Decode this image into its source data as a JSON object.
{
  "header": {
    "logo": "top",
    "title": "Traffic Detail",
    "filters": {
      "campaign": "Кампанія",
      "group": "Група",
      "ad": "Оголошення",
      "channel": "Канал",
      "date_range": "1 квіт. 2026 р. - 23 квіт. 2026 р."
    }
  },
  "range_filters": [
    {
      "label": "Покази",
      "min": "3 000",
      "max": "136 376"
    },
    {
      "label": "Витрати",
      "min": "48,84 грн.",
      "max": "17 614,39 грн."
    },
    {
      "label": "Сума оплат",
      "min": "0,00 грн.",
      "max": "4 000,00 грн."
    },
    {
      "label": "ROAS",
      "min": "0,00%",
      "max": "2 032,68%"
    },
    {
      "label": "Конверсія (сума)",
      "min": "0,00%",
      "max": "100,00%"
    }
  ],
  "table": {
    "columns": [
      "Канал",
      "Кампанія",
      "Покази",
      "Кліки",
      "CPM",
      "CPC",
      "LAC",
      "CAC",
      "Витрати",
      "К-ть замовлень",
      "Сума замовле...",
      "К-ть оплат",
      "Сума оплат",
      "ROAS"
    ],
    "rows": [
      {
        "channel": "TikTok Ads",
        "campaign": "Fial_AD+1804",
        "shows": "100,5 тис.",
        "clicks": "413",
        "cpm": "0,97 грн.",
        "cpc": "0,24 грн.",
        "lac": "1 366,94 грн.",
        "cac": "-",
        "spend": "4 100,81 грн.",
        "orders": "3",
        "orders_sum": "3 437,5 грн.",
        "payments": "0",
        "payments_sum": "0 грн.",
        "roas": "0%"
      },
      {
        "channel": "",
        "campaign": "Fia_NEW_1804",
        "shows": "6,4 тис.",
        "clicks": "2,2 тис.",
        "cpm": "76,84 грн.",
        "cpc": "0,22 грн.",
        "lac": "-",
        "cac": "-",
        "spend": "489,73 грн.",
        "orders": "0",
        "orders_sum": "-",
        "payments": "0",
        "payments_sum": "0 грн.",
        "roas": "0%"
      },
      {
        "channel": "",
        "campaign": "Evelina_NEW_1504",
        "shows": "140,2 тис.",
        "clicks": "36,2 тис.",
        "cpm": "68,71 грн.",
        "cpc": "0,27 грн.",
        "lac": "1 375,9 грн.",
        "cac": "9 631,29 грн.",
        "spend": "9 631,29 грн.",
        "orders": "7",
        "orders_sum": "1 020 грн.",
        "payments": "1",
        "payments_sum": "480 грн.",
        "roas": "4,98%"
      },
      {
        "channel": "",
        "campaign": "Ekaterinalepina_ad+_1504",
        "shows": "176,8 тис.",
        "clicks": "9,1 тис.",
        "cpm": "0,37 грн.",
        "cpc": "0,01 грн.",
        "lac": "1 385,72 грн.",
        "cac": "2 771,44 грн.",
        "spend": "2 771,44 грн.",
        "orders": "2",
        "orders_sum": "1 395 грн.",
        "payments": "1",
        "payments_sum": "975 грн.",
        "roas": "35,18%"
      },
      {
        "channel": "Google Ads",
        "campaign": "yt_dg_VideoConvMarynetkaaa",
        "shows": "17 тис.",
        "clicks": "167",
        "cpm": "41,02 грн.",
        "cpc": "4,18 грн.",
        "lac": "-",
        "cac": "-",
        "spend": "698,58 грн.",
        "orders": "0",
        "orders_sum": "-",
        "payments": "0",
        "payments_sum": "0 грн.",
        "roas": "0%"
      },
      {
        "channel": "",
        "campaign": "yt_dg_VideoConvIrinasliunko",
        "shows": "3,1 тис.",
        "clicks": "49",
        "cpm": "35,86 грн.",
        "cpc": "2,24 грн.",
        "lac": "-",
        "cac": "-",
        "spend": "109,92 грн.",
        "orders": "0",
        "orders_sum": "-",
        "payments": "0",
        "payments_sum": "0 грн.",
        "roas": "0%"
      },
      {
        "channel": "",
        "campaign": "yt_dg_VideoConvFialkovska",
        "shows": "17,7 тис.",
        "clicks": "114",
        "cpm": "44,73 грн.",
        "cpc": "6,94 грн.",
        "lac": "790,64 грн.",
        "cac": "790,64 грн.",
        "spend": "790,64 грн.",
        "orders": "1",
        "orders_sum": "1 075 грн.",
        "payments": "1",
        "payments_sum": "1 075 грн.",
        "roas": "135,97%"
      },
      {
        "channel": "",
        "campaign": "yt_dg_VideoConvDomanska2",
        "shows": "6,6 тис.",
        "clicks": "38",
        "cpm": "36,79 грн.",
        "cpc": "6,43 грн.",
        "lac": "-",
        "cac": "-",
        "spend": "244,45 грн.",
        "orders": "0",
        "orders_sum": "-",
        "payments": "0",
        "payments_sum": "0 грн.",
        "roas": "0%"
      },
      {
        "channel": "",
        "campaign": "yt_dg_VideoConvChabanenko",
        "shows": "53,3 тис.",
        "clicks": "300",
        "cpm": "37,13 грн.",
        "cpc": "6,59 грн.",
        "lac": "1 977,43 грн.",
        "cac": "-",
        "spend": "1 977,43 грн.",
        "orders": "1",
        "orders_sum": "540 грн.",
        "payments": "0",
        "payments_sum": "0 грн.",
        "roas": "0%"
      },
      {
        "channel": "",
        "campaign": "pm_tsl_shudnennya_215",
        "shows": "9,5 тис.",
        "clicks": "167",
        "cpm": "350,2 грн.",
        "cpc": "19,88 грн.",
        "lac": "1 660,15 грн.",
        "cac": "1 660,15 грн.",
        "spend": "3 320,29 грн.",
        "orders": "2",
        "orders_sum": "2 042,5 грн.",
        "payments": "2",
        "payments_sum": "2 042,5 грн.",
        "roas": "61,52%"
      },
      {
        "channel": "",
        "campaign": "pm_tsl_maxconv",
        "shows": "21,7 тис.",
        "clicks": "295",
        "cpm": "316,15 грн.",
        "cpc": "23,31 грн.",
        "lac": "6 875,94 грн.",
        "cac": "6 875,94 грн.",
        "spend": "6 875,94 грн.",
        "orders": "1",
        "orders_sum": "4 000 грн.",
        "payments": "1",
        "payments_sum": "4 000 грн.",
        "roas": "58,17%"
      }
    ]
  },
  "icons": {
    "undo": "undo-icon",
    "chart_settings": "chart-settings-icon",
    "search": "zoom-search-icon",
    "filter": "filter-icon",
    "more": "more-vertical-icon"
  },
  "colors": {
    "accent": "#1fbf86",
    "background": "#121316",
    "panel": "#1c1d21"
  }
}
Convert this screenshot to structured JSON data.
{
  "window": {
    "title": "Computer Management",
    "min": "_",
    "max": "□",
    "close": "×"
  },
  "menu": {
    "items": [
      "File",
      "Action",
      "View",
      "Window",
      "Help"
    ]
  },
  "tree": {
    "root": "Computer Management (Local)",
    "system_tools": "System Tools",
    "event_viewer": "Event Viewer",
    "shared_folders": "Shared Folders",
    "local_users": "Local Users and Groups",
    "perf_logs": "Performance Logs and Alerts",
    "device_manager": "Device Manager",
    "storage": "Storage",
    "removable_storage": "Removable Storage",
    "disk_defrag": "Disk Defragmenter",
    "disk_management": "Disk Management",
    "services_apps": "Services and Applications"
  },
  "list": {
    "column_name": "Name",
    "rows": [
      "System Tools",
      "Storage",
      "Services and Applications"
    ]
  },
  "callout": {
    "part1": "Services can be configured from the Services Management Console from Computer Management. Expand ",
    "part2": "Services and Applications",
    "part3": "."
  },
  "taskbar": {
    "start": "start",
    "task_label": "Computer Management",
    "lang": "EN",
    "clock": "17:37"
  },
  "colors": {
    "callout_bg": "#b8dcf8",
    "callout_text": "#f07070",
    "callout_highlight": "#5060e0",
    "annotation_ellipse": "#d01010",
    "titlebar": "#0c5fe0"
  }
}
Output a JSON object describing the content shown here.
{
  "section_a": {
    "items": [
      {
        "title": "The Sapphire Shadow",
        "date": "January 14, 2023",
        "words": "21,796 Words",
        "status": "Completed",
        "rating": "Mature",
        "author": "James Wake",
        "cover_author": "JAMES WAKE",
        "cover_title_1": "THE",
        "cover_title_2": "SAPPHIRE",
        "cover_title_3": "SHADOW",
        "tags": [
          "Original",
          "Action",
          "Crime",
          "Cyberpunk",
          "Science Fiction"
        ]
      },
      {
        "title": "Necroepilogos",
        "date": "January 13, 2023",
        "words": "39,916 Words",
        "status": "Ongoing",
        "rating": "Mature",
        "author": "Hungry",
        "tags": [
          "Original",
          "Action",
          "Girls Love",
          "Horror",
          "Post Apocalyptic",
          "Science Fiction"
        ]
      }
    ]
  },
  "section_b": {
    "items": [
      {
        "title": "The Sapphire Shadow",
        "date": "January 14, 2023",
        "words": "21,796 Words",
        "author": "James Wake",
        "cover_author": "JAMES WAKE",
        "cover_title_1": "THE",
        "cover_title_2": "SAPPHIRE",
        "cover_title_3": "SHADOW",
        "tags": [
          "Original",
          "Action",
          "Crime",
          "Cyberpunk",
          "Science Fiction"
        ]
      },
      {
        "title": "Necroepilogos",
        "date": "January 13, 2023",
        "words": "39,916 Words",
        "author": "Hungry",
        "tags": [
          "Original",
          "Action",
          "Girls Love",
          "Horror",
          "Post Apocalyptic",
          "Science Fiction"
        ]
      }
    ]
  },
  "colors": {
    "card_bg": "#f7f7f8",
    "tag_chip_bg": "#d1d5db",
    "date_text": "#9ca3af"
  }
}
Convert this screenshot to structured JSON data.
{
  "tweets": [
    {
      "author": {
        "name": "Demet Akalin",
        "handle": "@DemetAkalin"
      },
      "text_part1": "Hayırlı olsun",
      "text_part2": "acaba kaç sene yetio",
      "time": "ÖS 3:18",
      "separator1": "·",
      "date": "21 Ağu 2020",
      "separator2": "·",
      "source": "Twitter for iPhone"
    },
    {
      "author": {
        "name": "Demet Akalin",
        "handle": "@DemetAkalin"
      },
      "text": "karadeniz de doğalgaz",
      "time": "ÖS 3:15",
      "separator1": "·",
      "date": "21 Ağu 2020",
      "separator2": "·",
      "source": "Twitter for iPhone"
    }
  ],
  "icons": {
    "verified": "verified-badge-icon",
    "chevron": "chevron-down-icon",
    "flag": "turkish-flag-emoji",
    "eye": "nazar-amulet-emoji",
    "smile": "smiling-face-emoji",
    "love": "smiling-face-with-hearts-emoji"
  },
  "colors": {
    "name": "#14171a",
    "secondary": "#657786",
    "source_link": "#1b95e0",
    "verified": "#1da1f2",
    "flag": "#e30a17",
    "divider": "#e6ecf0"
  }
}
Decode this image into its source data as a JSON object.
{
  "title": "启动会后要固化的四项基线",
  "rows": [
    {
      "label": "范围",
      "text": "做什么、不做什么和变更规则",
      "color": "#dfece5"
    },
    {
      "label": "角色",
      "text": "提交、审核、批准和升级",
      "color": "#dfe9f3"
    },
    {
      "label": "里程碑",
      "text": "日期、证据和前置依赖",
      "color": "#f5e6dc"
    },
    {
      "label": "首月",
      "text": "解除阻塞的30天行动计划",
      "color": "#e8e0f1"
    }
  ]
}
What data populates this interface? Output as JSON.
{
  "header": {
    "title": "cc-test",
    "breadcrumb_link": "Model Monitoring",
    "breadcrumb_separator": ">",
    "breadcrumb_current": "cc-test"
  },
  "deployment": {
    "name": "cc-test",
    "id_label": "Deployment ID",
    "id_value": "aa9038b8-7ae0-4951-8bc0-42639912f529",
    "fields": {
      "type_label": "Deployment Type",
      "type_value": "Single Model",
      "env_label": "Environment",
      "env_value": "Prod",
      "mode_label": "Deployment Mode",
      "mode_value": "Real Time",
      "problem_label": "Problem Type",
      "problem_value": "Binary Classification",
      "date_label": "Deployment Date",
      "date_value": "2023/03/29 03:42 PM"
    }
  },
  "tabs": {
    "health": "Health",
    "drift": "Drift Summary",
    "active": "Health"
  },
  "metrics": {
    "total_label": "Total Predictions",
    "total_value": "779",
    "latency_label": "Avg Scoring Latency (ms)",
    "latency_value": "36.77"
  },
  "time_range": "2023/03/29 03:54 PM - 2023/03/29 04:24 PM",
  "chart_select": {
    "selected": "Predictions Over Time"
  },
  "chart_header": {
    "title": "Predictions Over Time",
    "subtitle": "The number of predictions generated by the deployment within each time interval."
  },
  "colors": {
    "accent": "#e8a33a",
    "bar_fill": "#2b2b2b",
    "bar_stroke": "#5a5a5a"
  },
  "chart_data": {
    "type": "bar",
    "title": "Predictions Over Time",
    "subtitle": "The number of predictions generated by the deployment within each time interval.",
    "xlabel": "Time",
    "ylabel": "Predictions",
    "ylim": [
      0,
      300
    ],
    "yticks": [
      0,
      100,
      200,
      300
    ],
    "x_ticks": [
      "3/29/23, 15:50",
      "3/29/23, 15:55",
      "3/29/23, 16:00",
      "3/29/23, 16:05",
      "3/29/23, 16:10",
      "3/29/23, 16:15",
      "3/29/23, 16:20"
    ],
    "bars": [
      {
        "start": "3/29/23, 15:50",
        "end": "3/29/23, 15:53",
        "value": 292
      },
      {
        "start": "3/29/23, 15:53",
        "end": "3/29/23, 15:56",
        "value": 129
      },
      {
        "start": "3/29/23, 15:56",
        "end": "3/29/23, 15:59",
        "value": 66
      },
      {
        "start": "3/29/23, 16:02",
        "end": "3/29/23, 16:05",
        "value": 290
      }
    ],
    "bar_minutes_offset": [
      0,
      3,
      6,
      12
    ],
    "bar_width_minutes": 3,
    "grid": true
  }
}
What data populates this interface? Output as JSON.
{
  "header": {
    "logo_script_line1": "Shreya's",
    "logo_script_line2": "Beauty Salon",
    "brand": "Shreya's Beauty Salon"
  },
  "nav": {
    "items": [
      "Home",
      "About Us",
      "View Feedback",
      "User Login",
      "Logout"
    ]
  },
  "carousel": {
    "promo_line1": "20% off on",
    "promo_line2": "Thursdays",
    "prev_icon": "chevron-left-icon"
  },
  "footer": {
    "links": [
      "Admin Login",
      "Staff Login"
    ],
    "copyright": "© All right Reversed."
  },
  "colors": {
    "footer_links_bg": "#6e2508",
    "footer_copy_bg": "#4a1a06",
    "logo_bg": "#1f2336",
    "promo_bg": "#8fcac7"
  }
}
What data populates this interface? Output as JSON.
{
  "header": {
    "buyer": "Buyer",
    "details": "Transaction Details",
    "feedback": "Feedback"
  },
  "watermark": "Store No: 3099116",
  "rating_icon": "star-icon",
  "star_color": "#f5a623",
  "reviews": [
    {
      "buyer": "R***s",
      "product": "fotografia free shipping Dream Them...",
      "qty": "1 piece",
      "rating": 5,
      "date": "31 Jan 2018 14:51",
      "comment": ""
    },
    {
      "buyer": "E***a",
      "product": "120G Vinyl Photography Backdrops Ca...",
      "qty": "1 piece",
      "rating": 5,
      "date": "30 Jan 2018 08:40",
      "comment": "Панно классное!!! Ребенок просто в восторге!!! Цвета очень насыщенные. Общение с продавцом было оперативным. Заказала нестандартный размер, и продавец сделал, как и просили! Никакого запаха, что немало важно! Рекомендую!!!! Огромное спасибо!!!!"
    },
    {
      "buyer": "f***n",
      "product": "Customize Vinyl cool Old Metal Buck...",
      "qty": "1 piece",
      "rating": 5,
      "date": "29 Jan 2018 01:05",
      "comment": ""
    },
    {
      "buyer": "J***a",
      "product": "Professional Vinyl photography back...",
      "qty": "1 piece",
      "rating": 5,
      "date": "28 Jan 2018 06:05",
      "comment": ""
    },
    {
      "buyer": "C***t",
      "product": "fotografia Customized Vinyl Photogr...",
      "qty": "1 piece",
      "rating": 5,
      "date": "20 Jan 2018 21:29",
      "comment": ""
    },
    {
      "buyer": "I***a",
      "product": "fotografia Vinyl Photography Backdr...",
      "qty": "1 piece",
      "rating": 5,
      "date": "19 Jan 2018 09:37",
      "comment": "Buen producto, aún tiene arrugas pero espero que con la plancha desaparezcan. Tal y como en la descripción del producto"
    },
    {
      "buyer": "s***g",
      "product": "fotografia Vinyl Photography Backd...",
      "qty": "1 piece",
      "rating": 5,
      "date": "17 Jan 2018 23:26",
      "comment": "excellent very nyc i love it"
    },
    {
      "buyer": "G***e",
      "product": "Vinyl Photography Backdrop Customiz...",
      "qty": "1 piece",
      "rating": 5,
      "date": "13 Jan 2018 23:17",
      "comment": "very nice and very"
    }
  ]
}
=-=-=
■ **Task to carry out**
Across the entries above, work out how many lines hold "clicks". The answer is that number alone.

■ **Exercise response**
11